Traumatic experiences are a part of our lives, whether we want it or not. Since there is no unified definition of traumatic experience, it is hard to tell how many people undergo them during their lifetime.

Traumatic growth, although associated mostly with negative impact such as posttraumatic stress disorder (PTSD), it can also make a positive difference in one’s life. Of course, it is not immediate, as it rather occurs as a result of coping with a trauma than as a result of traumatic experience itself.

Research shows that posttraumatic growth can manifest through five different aspects: relating to others, noticing new possibilities, finding personal strength, going through spiritual change and showing new appreciation of life.

First of all, people who experience posttraumatic growth can change their attitude towards other people, redefine their relationships with family members or friends. For example, people who survived heart attack are more likely to spend more time with their families and realize the importance of their relationship. They can also feel a need for more intimate relationships or start helping some charities. The change occurring in the life philosophy manifest through revaluating priorities and finding new meaning in life. For instance, people who survived life-threating catastrophe, may say that in one moment they realised the whole meaning of life. They may become religious or simply ignore material things – whatever it is, it makes them more conscious of the value of life. Furthermore, finding personal strength seems to be a unique result of trauma. A devastating experience, that affects you in negative way, somehow can make you more resistant to other life challenges.

Of course, posttraumatic growth is exclusive to people undergoing trauma. There are multiple factors that determine whether a person will experience growth. Psychologist divide them into two types: related to personality and related to environment. Research has proven that the most important environmental factor is social support. It means that a person following a traumatic experience will be more likely to experience growth if they receive emotional and instrumental help. For example, research shows that cancer survivors showed higher levels of posttraumatic growth when they perceived the received social support as high.

On the other hand, personality factors can be equally important. One of the most significant aspects is the way a person copes with stress. Strategies that are beneficial, when it comes to dealing with trauma, are: positive reappraisal and seeking emotional help. It means that person will be more likely to experience posttraumatic growth if they try to see advantages and new chances after trauma. Also, research proves that speaking freely about emotions and expressing feelings may be helpful.

The same traumatic experience may influence two people in different way. There are no quick-fixes when it comes to trauma. It is important to remember that there are many ways of finding help. Posttraumatic growth is possible, when you feel support and you are trying to see positives in your situation.


Linley, P.A., Joseph, S. (2004). Positive change following trauma and adversity: A review. Journal of Traumatic Stress, 17 (1), 11-21.

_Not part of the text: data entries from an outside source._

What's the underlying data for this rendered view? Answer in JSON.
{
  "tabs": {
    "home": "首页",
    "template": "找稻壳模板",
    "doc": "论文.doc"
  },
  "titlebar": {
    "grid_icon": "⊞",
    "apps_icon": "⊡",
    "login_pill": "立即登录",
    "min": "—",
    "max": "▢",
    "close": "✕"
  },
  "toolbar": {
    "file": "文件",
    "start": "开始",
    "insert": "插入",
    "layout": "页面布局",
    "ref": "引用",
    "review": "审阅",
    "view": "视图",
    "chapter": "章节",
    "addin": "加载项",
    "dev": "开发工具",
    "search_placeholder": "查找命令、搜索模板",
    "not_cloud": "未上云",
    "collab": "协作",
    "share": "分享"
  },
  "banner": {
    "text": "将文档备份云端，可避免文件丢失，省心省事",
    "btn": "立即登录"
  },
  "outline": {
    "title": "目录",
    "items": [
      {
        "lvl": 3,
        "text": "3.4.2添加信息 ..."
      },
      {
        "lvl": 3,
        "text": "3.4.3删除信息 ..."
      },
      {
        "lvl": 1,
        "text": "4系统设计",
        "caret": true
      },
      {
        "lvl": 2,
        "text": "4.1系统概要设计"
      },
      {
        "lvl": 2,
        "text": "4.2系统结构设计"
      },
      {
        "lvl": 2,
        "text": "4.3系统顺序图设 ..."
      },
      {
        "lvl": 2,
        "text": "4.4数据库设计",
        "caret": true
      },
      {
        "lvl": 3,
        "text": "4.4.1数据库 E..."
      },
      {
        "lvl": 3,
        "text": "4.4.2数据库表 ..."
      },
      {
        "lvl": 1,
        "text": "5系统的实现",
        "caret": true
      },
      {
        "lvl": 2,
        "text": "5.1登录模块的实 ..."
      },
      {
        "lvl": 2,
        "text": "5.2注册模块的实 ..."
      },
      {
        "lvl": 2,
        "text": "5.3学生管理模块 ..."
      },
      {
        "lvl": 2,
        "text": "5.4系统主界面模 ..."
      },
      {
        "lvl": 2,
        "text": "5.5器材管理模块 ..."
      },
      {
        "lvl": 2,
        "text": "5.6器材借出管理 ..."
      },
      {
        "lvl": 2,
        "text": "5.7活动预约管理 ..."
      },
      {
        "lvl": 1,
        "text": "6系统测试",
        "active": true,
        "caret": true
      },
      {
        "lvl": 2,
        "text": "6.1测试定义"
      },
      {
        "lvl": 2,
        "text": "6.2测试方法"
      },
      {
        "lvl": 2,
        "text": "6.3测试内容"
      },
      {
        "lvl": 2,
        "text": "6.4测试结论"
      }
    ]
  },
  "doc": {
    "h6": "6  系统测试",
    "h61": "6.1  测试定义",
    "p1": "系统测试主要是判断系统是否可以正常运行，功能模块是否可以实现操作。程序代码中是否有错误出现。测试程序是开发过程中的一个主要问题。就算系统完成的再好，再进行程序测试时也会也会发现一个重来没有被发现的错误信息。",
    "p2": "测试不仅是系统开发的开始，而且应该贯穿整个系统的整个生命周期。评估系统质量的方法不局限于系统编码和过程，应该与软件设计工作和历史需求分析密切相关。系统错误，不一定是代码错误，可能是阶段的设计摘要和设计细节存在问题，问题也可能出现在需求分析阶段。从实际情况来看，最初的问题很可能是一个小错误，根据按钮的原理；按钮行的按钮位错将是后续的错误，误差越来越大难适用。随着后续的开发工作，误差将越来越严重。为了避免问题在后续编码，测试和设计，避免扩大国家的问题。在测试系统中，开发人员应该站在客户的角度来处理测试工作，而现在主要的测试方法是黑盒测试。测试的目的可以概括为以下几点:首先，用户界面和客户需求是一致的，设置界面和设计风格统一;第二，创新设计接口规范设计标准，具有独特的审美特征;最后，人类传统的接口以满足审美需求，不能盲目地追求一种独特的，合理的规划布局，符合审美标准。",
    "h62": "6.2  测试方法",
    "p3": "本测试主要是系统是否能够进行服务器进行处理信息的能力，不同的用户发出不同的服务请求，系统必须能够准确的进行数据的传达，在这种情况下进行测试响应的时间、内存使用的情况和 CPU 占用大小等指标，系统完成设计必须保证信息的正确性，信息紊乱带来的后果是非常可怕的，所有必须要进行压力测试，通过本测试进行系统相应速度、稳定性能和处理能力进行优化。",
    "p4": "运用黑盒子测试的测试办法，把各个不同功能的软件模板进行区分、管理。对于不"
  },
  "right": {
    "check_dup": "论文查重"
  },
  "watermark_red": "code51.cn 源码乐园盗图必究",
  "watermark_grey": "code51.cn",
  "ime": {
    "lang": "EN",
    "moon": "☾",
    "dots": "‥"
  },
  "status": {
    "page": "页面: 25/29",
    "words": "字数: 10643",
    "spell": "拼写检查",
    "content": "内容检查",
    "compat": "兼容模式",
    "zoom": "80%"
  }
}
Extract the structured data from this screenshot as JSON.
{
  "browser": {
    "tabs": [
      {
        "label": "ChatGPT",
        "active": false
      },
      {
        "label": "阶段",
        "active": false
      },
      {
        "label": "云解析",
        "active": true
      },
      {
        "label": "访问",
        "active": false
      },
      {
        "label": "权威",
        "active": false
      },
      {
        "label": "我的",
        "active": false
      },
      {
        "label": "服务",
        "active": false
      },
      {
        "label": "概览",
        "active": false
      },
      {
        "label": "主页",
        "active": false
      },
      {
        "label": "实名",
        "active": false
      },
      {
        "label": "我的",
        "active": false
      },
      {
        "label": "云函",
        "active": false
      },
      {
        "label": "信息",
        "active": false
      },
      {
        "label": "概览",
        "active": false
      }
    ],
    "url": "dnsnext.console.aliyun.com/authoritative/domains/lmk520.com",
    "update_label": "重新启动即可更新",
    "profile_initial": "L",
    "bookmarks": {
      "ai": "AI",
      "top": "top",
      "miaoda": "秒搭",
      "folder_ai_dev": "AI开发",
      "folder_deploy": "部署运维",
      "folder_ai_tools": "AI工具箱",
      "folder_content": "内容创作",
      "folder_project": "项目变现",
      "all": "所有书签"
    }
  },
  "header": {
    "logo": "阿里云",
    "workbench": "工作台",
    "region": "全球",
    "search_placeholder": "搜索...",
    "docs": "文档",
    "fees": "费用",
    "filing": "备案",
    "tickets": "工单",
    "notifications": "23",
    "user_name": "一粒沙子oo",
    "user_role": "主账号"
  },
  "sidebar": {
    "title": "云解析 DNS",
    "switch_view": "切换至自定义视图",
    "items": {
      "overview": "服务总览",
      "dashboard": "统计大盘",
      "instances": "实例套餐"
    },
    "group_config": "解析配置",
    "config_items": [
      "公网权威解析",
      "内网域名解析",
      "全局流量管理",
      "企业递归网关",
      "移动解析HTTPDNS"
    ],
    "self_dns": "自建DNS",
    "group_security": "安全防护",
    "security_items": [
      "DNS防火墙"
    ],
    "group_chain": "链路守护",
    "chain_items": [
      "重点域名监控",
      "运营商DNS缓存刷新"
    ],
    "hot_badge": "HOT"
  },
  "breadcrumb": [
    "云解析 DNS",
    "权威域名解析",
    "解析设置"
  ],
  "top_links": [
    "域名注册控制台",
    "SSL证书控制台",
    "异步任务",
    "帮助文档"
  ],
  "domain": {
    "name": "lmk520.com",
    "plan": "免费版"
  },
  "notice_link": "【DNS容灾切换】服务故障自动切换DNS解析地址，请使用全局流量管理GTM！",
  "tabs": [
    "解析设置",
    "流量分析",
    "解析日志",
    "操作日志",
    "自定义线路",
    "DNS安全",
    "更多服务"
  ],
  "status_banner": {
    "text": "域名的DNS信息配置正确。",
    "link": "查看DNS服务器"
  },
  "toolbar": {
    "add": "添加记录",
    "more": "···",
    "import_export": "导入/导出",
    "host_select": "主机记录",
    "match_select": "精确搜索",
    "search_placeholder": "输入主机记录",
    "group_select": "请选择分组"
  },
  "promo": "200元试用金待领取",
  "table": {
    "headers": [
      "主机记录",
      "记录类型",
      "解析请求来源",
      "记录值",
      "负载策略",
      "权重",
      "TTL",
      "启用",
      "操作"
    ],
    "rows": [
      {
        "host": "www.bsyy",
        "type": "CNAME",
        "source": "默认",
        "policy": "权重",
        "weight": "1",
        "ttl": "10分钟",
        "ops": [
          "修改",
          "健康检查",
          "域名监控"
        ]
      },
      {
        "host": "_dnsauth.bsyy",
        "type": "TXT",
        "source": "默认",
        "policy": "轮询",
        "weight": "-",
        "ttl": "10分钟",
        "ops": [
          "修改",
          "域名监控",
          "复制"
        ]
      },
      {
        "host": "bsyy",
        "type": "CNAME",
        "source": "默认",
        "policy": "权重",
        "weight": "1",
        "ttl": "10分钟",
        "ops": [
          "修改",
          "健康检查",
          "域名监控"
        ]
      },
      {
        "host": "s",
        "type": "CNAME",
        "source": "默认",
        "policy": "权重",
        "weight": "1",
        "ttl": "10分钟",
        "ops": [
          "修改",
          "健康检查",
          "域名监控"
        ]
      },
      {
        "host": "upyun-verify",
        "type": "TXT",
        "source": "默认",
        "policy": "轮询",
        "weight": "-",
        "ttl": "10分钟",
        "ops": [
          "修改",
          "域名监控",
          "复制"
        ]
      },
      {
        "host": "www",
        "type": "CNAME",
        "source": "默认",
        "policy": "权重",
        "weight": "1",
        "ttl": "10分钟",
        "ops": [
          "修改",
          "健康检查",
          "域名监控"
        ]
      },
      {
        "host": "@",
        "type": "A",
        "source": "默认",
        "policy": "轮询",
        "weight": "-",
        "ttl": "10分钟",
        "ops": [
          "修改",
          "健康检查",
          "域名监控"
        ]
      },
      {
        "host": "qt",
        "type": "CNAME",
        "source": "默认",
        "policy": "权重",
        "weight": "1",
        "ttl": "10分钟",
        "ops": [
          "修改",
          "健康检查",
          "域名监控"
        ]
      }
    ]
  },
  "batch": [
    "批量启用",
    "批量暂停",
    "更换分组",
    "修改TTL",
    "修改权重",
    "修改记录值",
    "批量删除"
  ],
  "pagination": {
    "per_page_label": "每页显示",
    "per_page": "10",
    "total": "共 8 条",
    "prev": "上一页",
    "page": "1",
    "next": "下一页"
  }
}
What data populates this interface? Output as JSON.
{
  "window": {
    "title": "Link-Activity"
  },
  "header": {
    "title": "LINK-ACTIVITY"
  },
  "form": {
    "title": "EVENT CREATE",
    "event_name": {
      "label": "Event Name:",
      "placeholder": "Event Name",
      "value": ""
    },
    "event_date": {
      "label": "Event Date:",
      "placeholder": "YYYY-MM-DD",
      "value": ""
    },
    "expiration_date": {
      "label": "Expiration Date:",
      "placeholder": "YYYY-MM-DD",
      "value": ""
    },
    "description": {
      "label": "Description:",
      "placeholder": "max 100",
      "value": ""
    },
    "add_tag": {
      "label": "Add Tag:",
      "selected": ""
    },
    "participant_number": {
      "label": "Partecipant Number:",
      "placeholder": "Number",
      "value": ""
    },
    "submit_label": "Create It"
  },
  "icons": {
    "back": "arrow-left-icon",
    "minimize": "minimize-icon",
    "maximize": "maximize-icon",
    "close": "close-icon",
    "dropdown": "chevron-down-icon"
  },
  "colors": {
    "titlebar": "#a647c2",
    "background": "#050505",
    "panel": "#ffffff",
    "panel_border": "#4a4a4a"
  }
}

Magda Domańska is a master’s-degree student at the University of Warsaw, Poland. She is interested in educational psychology and family therapy. She is participating in a summer internship programme at